## Records provided
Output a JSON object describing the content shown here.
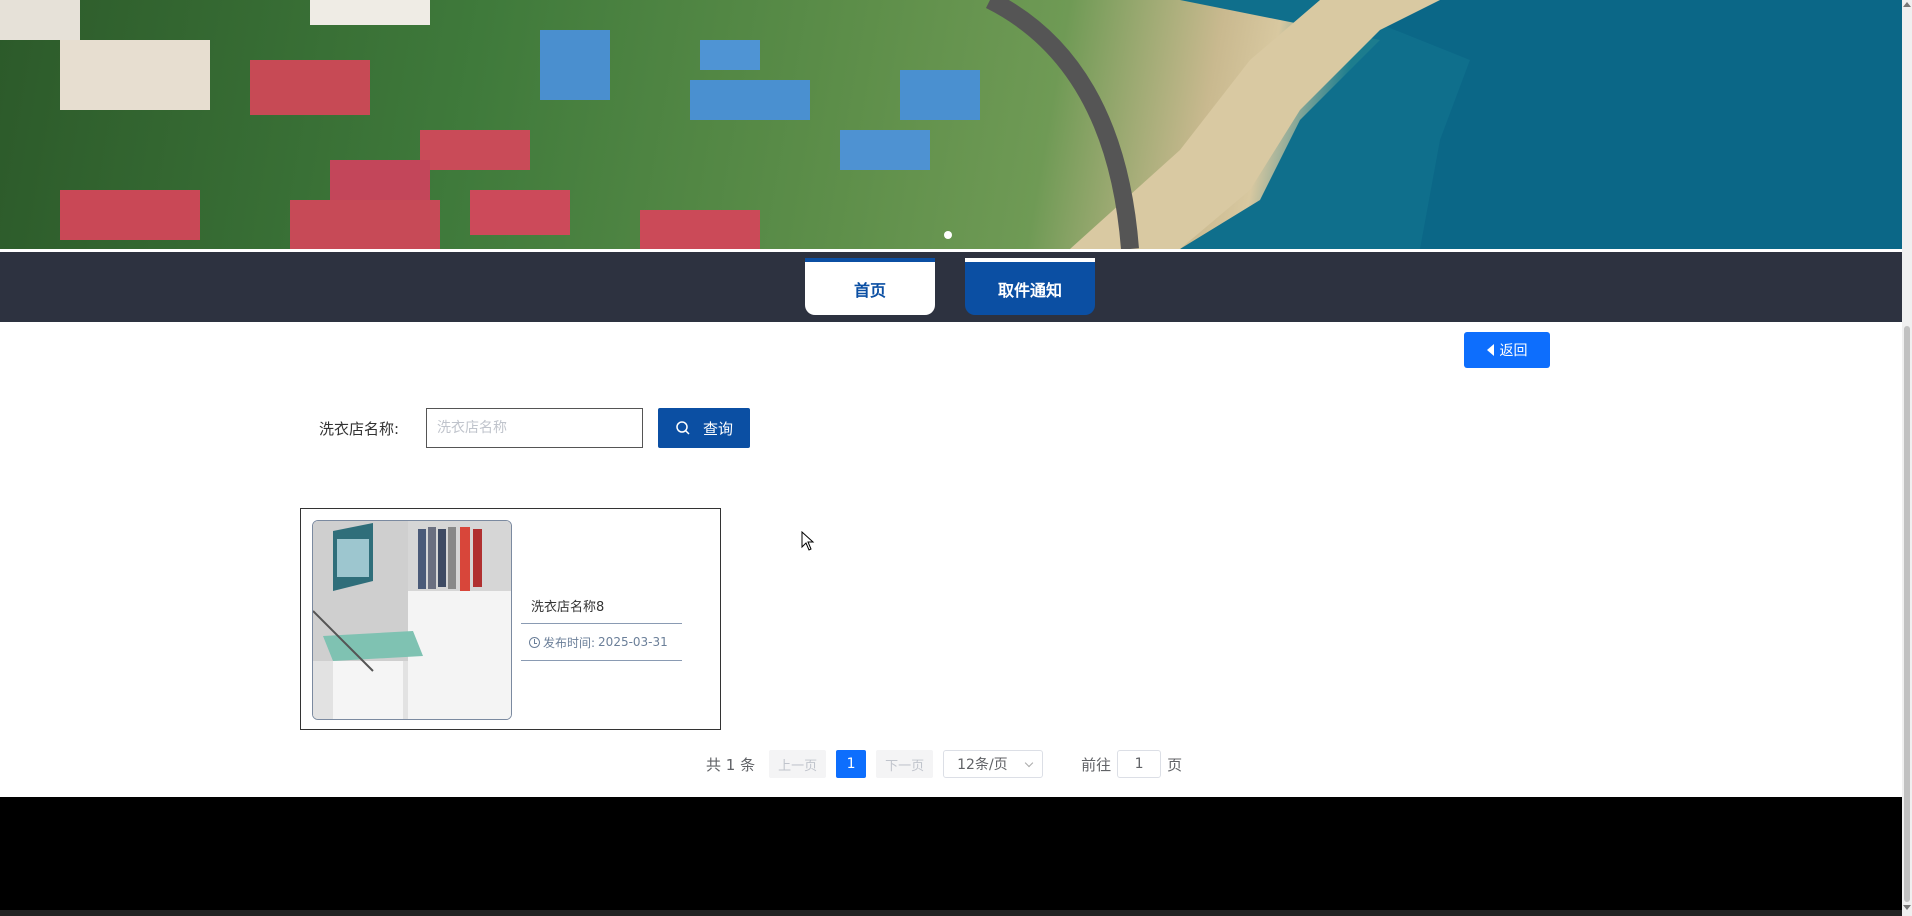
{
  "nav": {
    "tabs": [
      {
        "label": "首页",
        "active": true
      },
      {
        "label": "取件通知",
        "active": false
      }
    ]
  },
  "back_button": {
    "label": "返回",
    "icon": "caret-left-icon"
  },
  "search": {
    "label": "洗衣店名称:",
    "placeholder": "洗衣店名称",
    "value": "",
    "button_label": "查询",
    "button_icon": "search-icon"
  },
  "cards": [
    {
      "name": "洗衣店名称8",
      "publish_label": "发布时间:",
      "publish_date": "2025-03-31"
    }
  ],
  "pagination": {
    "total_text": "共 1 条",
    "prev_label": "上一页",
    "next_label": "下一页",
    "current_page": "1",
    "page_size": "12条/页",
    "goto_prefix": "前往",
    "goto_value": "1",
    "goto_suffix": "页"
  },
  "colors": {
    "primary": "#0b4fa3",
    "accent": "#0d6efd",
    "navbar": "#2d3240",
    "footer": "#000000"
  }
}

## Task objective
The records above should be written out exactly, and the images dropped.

## Reply
Output a JSON object describing the content shown here.
{
  "nav": {
    "tabs": [
      {
        "label": "首页",
        "active": true
      },
      {
        "label": "取件通知",
        "active": false
      }
    ]
  },
  "back_button": {
    "label": "返回",
    "icon": "caret-left-icon"
  },
  "search": {
    "label": "洗衣店名称:",
    "placeholder": "洗衣店名称",
    "value": "",
    "button_label": "查询",
    "button_icon": "search-icon"
  },
  "cards": [
    {
      "name": "洗衣店名称8",
      "publish_label": "发布时间:",
      "publish_date": "2025-03-31"
    }
  ],
  "pagination": {
    "total_text": "共 1 条",
    "prev_label": "上一页",
    "next_label": "下一页",
    "current_page": "1",
    "page_size": "12条/页",
    "goto_prefix": "前往",
    "goto_value": "1",
    "goto_suffix": "页"
  },
  "colors": {
    "primary": "#0b4fa3",
    "accent": "#0d6efd",
    "navbar": "#2d3240",
    "footer": "#000000"
  }
}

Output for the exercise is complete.